Location services work well on the myTouch 4G, and the phone works with Google Maps, Navigation, Places and other location-based services. Google Navigation provides spoken turn-by-turn directions for free, and TeleNav is currently absent from the phone. The compass worked well in our tests, just as it did with the HTC G2-- it's quite handy for walking directions.
If you're a myTouch 3G owner, the myTouch 4G is a big step up, and we have a feeling you'll love HTC's latest Android slab phone on T-Mobile. Clearly the phone targets those who don't want a hardware keyboard-- there's the T-Mobile G2 for you folks. The myTouch 4G clearly has more of a consumer and multimedia-oriented set of features than the G2 with T-Mobile TV, a custom music player that also handles Slacker and FM radio and several bundled trial games with good graphics. 4G HSPA+ speeds are very good and the myTouch 4G downloads apps from the Android Market much more quickly than the myTouch3G. And for those of you who need mobile 4G for your iPad or notebook, the myTouch 4G's WiFi hotspot feature makes it brain-dead easy. That service will cost you $15 extra a month, and you'll need to be in one of the 75 metro regions currently covered by T-Mobile HSPA+. That said, even their 3G network pumps data more quickly than does AT&T in many regions. We give the myTouch 4G a big thumbs up, though we wish the display were as sharp as the G2's and as vibrant as the Vibrant's.
Phone:GSM quad band with 3G/4G HSDPA and HSPA+ on T-Mobile's 1700/2100MHz bands. Supports WiFi calling.
Camera: 5 MP main camera with autofocus and LED flash (can shoot 720p video). Front-facing video chat camera that works with Qik.
in speaker, mic and 3.5mm standard stereo headphone
jack. Comes with Nuance Dragon Dictation software for voice commands (activated via the Genius button).
WiFi 802.11b/g/n and Bluetooth. Supports WiFi calling and mobile Hotspot feature.
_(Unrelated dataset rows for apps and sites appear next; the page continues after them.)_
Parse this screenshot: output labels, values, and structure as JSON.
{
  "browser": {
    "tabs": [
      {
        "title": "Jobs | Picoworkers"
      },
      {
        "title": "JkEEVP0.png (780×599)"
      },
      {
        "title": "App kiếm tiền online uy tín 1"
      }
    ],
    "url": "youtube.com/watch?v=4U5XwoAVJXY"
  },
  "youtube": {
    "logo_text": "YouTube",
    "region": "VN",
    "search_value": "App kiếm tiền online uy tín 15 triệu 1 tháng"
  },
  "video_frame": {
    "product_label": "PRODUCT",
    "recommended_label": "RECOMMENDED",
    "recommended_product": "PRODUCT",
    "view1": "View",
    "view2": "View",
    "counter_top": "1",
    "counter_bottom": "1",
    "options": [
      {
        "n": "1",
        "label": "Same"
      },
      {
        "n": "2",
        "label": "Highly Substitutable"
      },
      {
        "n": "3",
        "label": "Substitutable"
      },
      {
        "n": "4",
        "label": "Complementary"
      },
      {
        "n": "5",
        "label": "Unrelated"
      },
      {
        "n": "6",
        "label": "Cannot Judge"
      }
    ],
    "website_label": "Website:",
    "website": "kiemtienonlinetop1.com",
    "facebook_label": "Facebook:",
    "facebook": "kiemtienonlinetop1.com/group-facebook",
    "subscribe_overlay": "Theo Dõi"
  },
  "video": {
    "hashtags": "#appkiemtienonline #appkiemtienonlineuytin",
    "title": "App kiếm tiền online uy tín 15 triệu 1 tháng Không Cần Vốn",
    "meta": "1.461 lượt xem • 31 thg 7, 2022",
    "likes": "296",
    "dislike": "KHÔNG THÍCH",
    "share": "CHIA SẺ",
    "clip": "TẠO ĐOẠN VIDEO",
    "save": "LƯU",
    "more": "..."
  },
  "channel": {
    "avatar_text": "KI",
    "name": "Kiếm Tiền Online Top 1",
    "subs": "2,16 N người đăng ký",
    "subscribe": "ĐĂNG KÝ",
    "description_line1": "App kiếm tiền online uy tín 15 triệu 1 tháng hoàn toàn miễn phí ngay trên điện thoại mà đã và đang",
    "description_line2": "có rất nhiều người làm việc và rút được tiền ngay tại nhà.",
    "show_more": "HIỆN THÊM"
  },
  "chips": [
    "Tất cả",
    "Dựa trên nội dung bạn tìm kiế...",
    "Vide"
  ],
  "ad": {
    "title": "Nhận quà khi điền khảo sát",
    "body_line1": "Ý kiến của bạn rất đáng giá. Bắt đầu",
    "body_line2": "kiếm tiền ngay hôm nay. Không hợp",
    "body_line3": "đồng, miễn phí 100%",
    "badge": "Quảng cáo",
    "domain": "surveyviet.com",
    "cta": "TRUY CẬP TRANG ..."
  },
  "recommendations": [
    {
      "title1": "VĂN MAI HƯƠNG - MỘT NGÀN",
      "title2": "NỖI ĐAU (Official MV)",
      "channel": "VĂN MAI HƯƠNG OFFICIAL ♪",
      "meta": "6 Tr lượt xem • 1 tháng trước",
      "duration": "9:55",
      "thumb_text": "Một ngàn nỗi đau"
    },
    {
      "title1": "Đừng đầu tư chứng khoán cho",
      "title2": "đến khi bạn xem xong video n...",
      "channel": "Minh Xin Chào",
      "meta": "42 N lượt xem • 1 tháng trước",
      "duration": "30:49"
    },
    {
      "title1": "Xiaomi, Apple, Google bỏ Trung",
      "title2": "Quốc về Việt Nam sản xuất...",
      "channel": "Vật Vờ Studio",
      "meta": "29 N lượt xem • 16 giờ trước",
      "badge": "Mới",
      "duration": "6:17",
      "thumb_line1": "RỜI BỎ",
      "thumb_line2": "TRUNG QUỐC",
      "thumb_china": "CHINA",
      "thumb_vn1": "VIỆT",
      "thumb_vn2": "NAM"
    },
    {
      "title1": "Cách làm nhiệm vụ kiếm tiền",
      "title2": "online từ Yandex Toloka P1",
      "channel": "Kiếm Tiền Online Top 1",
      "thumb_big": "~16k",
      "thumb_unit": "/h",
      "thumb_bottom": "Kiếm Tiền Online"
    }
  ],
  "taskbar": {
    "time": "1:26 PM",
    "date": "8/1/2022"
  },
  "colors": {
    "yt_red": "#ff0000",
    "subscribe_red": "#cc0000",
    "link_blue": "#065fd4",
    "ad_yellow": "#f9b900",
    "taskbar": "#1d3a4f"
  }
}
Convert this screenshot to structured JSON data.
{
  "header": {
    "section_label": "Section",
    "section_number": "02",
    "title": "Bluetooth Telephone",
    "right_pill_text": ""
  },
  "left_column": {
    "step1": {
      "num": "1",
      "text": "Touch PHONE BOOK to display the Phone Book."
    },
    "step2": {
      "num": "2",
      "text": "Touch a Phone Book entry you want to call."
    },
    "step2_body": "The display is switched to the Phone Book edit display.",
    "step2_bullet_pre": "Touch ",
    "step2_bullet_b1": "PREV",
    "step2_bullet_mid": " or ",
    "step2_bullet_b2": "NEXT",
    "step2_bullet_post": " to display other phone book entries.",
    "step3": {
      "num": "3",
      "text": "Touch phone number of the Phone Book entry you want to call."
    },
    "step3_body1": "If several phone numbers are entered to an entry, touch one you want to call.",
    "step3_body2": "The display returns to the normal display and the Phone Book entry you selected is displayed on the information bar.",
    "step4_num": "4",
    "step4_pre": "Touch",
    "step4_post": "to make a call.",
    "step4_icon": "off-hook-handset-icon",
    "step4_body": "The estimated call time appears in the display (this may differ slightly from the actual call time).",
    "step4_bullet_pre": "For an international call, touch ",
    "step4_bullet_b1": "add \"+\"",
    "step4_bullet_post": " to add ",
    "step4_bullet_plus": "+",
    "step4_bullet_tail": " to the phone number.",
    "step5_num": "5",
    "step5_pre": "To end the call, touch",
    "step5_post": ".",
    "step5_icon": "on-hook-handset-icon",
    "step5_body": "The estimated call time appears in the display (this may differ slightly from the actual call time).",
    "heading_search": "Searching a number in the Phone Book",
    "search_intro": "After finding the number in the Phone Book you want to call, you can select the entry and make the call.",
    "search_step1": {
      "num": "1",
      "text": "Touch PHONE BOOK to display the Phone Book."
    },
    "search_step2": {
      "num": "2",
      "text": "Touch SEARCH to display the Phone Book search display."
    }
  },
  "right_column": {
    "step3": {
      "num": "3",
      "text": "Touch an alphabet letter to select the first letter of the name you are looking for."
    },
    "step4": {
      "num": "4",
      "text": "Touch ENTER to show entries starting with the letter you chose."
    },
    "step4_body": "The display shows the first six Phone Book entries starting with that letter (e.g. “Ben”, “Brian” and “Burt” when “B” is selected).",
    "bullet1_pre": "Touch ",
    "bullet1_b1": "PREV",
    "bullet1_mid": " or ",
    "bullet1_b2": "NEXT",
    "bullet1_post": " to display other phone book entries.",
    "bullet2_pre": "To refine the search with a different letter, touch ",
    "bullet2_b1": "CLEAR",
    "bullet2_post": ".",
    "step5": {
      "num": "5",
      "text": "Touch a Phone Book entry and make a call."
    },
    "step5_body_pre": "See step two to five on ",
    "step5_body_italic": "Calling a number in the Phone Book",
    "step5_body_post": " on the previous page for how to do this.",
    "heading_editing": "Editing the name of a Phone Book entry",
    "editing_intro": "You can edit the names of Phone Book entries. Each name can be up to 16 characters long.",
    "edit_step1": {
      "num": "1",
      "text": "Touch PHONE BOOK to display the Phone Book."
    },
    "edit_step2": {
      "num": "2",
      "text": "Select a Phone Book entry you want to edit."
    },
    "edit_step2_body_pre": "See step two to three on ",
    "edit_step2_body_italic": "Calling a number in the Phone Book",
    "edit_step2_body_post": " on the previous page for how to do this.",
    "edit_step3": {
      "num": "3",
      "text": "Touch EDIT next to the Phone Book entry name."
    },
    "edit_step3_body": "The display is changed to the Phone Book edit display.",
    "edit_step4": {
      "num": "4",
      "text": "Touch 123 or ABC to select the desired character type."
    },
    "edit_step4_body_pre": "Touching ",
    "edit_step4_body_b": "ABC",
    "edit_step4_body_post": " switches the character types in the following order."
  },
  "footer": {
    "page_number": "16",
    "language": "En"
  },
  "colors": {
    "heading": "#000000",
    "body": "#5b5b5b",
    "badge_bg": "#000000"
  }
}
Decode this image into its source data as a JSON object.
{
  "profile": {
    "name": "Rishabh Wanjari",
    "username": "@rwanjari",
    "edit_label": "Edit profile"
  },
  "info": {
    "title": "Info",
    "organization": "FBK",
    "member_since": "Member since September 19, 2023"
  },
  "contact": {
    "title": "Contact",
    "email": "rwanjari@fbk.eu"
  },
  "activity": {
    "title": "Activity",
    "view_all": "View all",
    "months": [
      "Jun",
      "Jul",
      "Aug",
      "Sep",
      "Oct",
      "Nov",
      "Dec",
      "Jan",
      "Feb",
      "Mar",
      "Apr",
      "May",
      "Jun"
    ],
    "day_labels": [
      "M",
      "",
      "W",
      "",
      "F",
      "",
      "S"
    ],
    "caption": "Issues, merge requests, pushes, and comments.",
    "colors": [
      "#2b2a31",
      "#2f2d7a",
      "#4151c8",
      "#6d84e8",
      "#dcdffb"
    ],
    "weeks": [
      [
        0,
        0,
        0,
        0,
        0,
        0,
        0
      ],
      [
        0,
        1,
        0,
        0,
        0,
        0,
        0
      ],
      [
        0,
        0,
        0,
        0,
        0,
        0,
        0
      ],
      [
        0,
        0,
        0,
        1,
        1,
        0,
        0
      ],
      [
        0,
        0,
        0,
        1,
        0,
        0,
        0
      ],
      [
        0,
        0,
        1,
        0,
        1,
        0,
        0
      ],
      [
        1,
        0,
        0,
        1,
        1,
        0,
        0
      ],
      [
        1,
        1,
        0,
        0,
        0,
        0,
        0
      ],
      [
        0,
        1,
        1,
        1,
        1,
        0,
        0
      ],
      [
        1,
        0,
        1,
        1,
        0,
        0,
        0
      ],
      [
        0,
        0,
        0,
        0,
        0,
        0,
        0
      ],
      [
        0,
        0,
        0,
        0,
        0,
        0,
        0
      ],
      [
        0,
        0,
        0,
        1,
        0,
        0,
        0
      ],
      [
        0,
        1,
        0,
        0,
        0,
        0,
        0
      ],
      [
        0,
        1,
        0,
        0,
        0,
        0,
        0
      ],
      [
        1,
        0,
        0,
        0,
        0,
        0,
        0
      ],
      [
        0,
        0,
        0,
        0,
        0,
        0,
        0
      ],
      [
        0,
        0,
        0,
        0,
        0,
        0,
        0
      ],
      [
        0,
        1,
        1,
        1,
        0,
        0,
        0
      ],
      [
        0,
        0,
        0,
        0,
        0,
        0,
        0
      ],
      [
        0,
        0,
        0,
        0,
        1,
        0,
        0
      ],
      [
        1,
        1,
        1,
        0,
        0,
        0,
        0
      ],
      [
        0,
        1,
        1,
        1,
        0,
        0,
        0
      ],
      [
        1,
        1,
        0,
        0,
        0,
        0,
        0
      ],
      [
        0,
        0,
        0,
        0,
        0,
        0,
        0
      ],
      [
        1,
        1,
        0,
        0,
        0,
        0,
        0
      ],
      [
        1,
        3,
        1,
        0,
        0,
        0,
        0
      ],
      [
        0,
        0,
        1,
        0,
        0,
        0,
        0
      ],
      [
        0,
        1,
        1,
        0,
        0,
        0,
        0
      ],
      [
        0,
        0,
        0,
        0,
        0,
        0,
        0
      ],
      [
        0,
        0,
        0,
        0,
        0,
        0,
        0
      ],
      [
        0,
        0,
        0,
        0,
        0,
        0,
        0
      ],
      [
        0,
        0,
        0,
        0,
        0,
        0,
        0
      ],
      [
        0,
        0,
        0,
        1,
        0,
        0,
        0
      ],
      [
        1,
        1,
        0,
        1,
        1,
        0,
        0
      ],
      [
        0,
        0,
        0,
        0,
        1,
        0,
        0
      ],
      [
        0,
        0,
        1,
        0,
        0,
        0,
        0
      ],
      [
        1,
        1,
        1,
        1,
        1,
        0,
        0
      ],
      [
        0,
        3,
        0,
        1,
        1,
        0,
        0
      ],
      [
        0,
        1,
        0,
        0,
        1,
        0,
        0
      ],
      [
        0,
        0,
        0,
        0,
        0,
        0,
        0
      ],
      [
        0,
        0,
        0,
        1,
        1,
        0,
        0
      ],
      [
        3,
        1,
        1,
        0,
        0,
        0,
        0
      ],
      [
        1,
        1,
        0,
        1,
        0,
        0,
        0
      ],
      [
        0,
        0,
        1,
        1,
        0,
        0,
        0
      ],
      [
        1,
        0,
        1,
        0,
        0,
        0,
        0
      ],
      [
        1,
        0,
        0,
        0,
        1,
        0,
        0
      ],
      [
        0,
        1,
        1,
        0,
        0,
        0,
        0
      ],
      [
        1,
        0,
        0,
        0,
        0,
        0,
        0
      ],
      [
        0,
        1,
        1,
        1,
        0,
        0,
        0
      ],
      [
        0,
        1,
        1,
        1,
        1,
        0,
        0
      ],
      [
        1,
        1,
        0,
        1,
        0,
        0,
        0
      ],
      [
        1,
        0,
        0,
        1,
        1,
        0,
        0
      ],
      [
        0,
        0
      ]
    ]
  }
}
Software:Android OS 2.2 Froyo with HTC MySense software. Standard suite of Google apps including Google Maps and Navigation, Gmail, YouTube Player, Gtalk, Google Search and Gallery. T-Mobile software: bundled trial games include Asphalt 5 3D racing game, Rock Band and Monopoly. T-Mobile TV (powered by MobiTV), WiFi Calling, WiFi Hotspot and T-Mobile account manager. MySense software includes a bar code scanner, Media Room (media player that houses music, video, FM radio and Slacker), Car Dock, Flashlight, myModes, Desk Clock, FriendStream social networking software and contacts integration with social networks. 3rd party software: Adobe Flash Player 10.1, QuickOffice (view and create MS Word and Excel compatible files), PDF viewer and Yahoo Messenger.